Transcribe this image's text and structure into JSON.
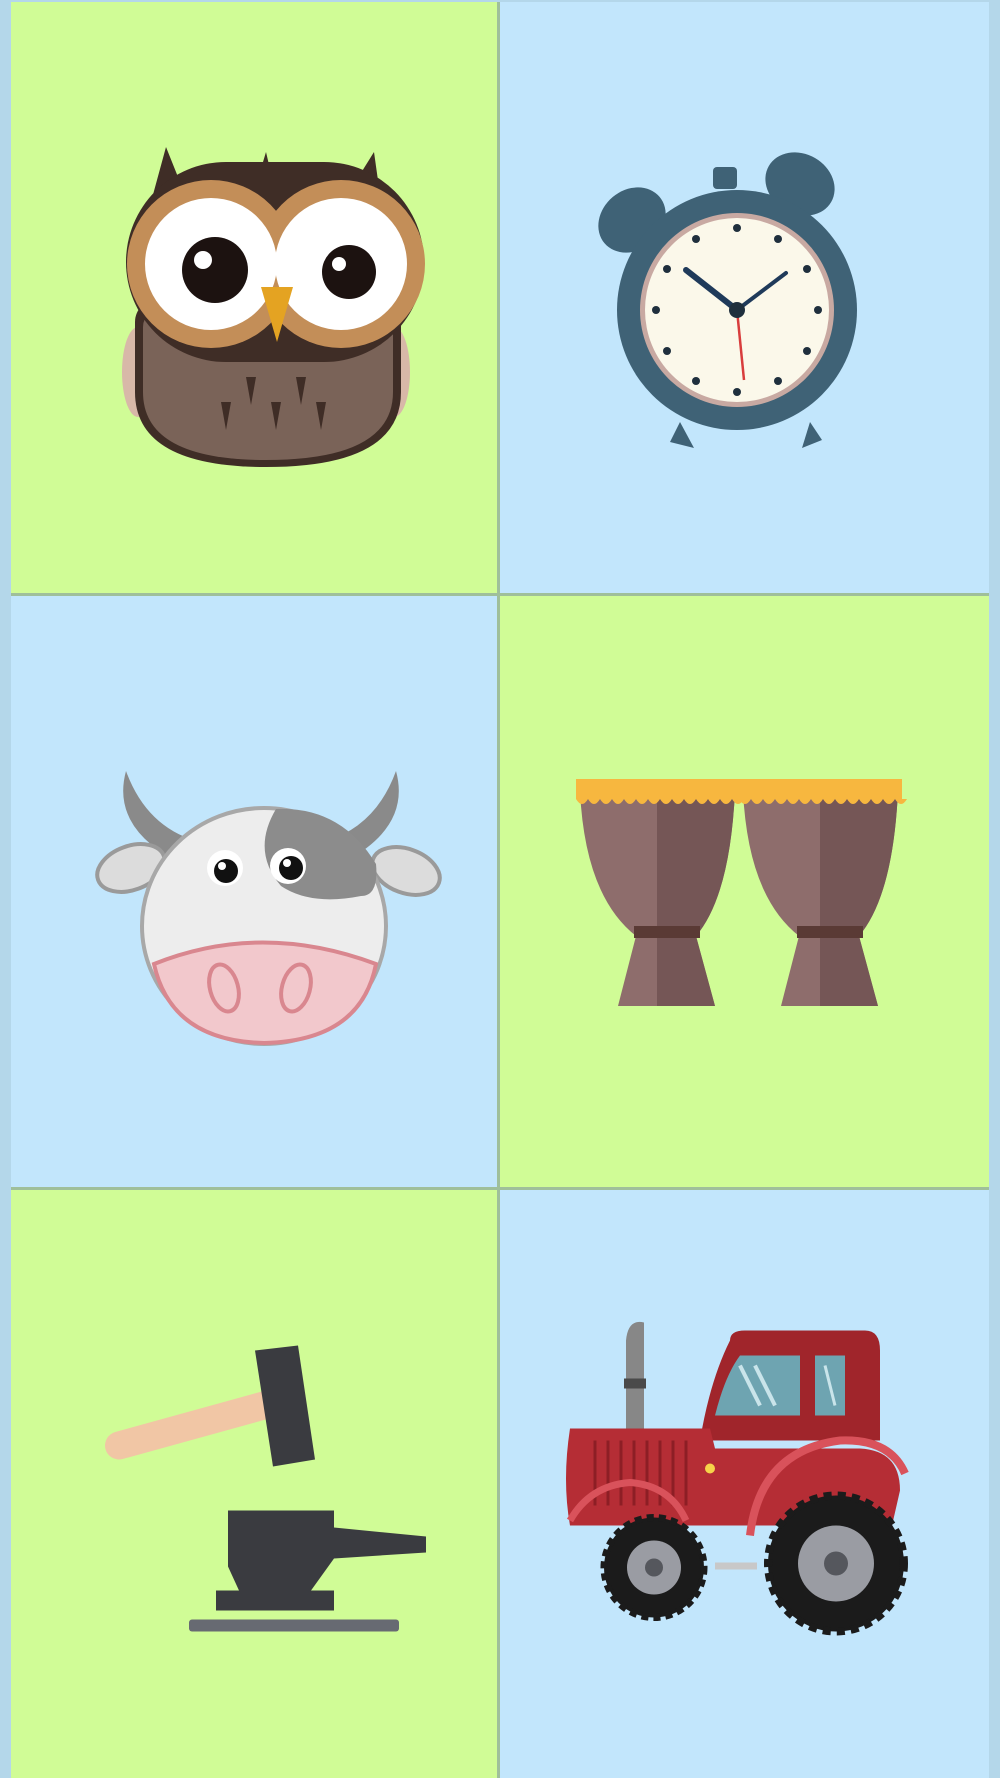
{
  "colors": {
    "green_tile": "#d0fc96",
    "blue_tile": "#c2e6fc",
    "grid_line": "#9fbf9a",
    "frame": "#b4d7ea"
  },
  "tiles": [
    {
      "icon": "owl-icon",
      "bg": "green",
      "label": "owl"
    },
    {
      "icon": "alarm-clock-icon",
      "bg": "blue",
      "label": "alarm clock"
    },
    {
      "icon": "cow-icon",
      "bg": "blue",
      "label": "cow"
    },
    {
      "icon": "bongo-drums-icon",
      "bg": "green",
      "label": "drums"
    },
    {
      "icon": "hammer-anvil-icon",
      "bg": "green",
      "label": "hammer and anvil"
    },
    {
      "icon": "tractor-icon",
      "bg": "blue",
      "label": "tractor"
    }
  ]
}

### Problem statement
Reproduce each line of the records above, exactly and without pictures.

### Completed exercise
Transcribe this image's text and structure into JSON.
{
  "colors": {
    "green_tile": "#d0fc96",
    "blue_tile": "#c2e6fc",
    "grid_line": "#9fbf9a",
    "frame": "#b4d7ea"
  },
  "tiles": [
    {
      "icon": "owl-icon",
      "bg": "green",
      "label": "owl"
    },
    {
      "icon": "alarm-clock-icon",
      "bg": "blue",
      "label": "alarm clock"
    },
    {
      "icon": "cow-icon",
      "bg": "blue",
      "label": "cow"
    },
    {
      "icon": "bongo-drums-icon",
      "bg": "green",
      "label": "drums"
    },
    {
      "icon": "hammer-anvil-icon",
      "bg": "green",
      "label": "hammer and anvil"
    },
    {
      "icon": "tractor-icon",
      "bg": "blue",
      "label": "tractor"
    }
  ]
}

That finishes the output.